WORK TASK:
Reproduce all records below exactly.

MATERIAL SUPPLIED:

┌──

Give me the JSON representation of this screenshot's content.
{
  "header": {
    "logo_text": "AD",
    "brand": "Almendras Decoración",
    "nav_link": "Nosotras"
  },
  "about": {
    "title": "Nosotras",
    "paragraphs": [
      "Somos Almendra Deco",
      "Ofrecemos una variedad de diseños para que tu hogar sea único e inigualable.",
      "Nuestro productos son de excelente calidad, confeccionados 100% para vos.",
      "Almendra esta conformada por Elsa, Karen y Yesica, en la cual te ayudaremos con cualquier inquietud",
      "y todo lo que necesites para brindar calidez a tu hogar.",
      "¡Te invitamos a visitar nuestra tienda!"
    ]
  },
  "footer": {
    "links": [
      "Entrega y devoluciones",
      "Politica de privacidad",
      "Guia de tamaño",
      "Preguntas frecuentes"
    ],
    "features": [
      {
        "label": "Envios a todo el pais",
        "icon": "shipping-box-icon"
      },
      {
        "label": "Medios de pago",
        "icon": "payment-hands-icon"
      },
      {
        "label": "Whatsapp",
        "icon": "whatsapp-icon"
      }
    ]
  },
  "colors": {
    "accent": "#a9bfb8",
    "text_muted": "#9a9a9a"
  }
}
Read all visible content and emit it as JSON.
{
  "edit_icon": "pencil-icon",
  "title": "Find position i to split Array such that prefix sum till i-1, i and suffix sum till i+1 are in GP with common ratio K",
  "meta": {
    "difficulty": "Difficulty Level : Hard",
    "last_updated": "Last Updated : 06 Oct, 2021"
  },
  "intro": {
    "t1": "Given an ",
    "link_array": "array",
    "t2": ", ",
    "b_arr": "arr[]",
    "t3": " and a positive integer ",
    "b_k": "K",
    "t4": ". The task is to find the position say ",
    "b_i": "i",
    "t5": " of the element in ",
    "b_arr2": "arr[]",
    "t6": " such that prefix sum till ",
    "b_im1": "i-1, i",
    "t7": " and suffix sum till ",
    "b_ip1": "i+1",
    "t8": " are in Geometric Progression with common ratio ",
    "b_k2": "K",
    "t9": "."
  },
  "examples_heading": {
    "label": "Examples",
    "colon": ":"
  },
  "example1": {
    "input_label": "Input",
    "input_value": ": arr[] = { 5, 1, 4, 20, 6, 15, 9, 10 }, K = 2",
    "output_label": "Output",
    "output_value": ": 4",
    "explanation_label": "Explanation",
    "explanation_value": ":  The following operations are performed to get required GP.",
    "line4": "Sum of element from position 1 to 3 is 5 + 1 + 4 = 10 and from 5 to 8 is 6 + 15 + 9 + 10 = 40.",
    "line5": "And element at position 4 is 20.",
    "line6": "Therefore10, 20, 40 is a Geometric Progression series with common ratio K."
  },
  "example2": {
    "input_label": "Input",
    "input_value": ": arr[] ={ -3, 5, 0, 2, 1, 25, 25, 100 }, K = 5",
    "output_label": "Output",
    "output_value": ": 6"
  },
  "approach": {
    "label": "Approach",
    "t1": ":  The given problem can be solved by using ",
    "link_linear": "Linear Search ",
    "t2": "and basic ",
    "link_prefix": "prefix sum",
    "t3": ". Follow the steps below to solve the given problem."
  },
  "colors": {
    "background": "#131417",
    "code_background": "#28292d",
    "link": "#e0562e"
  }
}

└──

RESULT OF THIS EXERCISE:
Give me the JSON representation of this screenshot's content.
{
  "header": {
    "logo_text": "AD",
    "brand": "Almendras Decoración",
    "nav_link": "Nosotras"
  },
  "about": {
    "title": "Nosotras",
    "paragraphs": [
      "Somos Almendra Deco",
      "Ofrecemos una variedad de diseños para que tu hogar sea único e inigualable.",
      "Nuestro productos son de excelente calidad, confeccionados 100% para vos.",
      "Almendra esta conformada por Elsa, Karen y Yesica, en la cual te ayudaremos con cualquier inquietud",
      "y todo lo que necesites para brindar calidez a tu hogar.",
      "¡Te invitamos a visitar nuestra tienda!"
    ]
  },
  "footer": {
    "links": [
      "Entrega y devoluciones",
      "Politica de privacidad",
      "Guia de tamaño",
      "Preguntas frecuentes"
    ],
    "features": [
      {
        "label": "Envios a todo el pais",
        "icon": "shipping-box-icon"
      },
      {
        "label": "Medios de pago",
        "icon": "payment-hands-icon"
      },
      {
        "label": "Whatsapp",
        "icon": "whatsapp-icon"
      }
    ]
  },
  "colors": {
    "accent": "#a9bfb8",
    "text_muted": "#9a9a9a"
  }
}
Read all visible content and emit it as JSON.
{
  "edit_icon": "pencil-icon",
  "title": "Find position i to split Array such that prefix sum till i-1, i and suffix sum till i+1 are in GP with common ratio K",
  "meta": {
    "difficulty": "Difficulty Level : Hard",
    "last_updated": "Last Updated : 06 Oct, 2021"
  },
  "intro": {
    "t1": "Given an ",
    "link_array": "array",
    "t2": ", ",
    "b_arr": "arr[]",
    "t3": " and a positive integer ",
    "b_k": "K",
    "t4": ". The task is to find the position say ",
    "b_i": "i",
    "t5": " of the element in ",
    "b_arr2": "arr[]",
    "t6": " such that prefix sum till ",
    "b_im1": "i-1, i",
    "t7": " and suffix sum till ",
    "b_ip1": "i+1",
    "t8": " are in Geometric Progression with common ratio ",
    "b_k2": "K",
    "t9": "."
  },
  "examples_heading": {
    "label": "Examples",
    "colon": ":"
  },
  "example1": {
    "input_label": "Input",
    "input_value": ": arr[] = { 5, 1, 4, 20, 6, 15, 9, 10 }, K = 2",
    "output_label": "Output",
    "output_value": ": 4",
    "explanation_label": "Explanation",
    "explanation_value": ":  The following operations are performed to get required GP.",
    "line4": "Sum of element from position 1 to 3 is 5 + 1 + 4 = 10 and from 5 to 8 is 6 + 15 + 9 + 10 = 40.",
    "line5": "And element at position 4 is 20.",
    "line6": "Therefore10, 20, 40 is a Geometric Progression series with common ratio K."
  },
  "example2": {
    "input_label": "Input",
    "input_value": ": arr[] ={ -3, 5, 0, 2, 1, 25, 25, 100 }, K = 5",
    "output_label": "Output",
    "output_value": ": 6"
  },
  "approach": {
    "label": "Approach",
    "t1": ":  The given problem can be solved by using ",
    "link_linear": "Linear Search ",
    "t2": "and basic ",
    "link_prefix": "prefix sum",
    "t3": ". Follow the steps below to solve the given problem."
  },
  "colors": {
    "background": "#131417",
    "code_background": "#28292d",
    "link": "#e0562e"
  }
}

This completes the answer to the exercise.